extended to "information . . . that teaches people to kill." The expert
testimony "really has my dander up," Feinstein said, suggesting that such
information be banned from electronic networks.
Bomb-making instruction books made available online should be targeted for
censorship, Feinstein suggested, because that information is "pushing the
envelope of free speech to extremes." She told the experts that the
"doctrine of prior restraint is one we have to look at." After all, she
said, that such information "isn't what this country is all about."
That line drew a sharp rebuke from Jerry Berman, executive director of the
Washington-based Center for Democracy and Technology: "Excuse me, Senator,

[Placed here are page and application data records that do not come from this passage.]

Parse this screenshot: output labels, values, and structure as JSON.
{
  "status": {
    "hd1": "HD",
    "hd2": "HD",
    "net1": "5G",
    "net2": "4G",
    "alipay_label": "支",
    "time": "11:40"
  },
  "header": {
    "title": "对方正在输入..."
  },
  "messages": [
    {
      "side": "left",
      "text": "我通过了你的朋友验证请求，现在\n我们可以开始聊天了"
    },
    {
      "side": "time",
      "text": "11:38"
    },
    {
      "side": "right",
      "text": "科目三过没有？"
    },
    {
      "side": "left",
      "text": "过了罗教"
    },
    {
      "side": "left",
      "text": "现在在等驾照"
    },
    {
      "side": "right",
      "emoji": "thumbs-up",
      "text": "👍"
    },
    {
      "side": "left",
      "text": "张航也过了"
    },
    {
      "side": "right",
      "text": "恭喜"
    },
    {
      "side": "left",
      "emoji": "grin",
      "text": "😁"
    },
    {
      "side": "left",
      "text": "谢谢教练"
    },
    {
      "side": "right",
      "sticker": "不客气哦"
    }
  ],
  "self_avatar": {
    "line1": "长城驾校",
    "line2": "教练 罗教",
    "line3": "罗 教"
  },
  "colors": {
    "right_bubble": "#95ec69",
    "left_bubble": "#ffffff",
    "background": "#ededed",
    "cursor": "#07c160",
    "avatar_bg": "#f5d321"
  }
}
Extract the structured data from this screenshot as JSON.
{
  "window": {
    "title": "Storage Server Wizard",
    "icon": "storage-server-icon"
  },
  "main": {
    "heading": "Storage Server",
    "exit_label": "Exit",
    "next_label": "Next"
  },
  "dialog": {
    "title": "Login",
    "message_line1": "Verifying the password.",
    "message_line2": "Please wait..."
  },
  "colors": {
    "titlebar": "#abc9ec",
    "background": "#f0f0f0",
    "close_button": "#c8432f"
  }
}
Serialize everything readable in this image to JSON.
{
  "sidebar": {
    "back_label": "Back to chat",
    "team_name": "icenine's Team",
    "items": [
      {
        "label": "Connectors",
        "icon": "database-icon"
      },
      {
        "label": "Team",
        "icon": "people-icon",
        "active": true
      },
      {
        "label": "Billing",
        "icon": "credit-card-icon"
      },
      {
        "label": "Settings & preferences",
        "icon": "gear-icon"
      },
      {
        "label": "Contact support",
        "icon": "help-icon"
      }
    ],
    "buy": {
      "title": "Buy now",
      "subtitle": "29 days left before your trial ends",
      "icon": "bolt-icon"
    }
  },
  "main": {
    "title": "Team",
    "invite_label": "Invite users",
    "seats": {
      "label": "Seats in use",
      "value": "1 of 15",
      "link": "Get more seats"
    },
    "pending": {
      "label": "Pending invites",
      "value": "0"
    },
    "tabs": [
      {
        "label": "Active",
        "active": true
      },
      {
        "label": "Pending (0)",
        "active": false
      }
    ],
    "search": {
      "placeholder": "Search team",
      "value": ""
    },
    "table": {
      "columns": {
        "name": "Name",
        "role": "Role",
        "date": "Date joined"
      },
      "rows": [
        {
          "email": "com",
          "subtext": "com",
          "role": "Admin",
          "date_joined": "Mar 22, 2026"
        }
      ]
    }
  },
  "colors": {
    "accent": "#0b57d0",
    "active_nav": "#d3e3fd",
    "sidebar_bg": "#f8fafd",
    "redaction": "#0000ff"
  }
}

that is what this country is all about." Berman then asked: "Are you
proposing we outlaw that kind of speech for bookstores?" Feinstein just
Sen. Herb Kohl (D-Wis.) added his two cents, saying that if Americans
"really knew about the dark back alleys of the Internet . . . they would be
shocked." Kohl went on to suggest that Congress would look at placing
artificial restraints on access to the Internet. "In other words, the
industry acts now or Congress will do it for you," Kohl said. "After all, if
we have the technology to get kids on the Internet, we have should have the
technology to get them off."
The Department of Justice got its licks in when Deputy Assistant Attorney
General Robert Litt testified. "Not only do would-be terrorists have access
to detailed information on how to construct explosives," he said, "but so do
children." He followed that line with a shot aimed at commercial services
such as Prodigy, America Online and CompuServe: "This problem can only grow
worse as more families join the Internet 'society.'"
America Online's Government Affairs Director William Burrington pointed
out that any restrictions the U.S. might place on Internet access would
largely be ignored by the rest of the world, given the "international
information ocean" that is the Net.
Specter was set on his heels when he questioned Litt. "What first-hand
knowledge or statistics do you have about crimes that have taken place as a
result of information gathered from the Internet?" Specter asked. "None,"
replied Litt. Specter reframed the question twice, but Litt could find no
other answer. Specter asked him to "investigate" the question and report
Sen. Patrick Leahy (D-Vt.) broke from his colleagues, saying, "Before we
head down a road that leads to censorship we must think long and hard about
its consequences." He then cut to the bottom line of the debate: It is
"harmful and dangerous conduct, not speech, that justifies adverse legal
consequences," Leahy said.
The most telling blow came from former U.S. Attorney Frank Tuerkheimer.
Currently a law professor, Tuerkheimer gained notoriety in the 1970s when,
arguing the government's case, he successfully blocked the publication of
the How to Make an H-Bomb article in The Progressive magazine, providing a
precedent for the "prior restraint" doctrine.
Tuerkheimer said that today he regrets arguing that case, first because
the information was all available in public libraries, and second because
another publication ended up printing it anyway. Those circumstances, he
said, show the fallacy of trying to censor information, which "will find a
way to get out," he said.
Tuerkheimer also pointed out to the Senate panel that even the
Encyclopedia Britannica includes detailed bomb making information. Further,
a publication called the Blaster's Handbook, which contains a detailed
recipe for an Ammonium Nitrate/Fuel oil bomb like that used in Oklahoma
City, is available for free -- from the U.S. Department of Agriculture's
Brock N. Meeks, Inter () ctive Week
[05-25-95 at 17:27 EDT, Copyright 1995, ZiffWire, File: c0525204.4zf]
Copyright (c) 1995 by INDIVIDUAL, Inc. All rights reserved.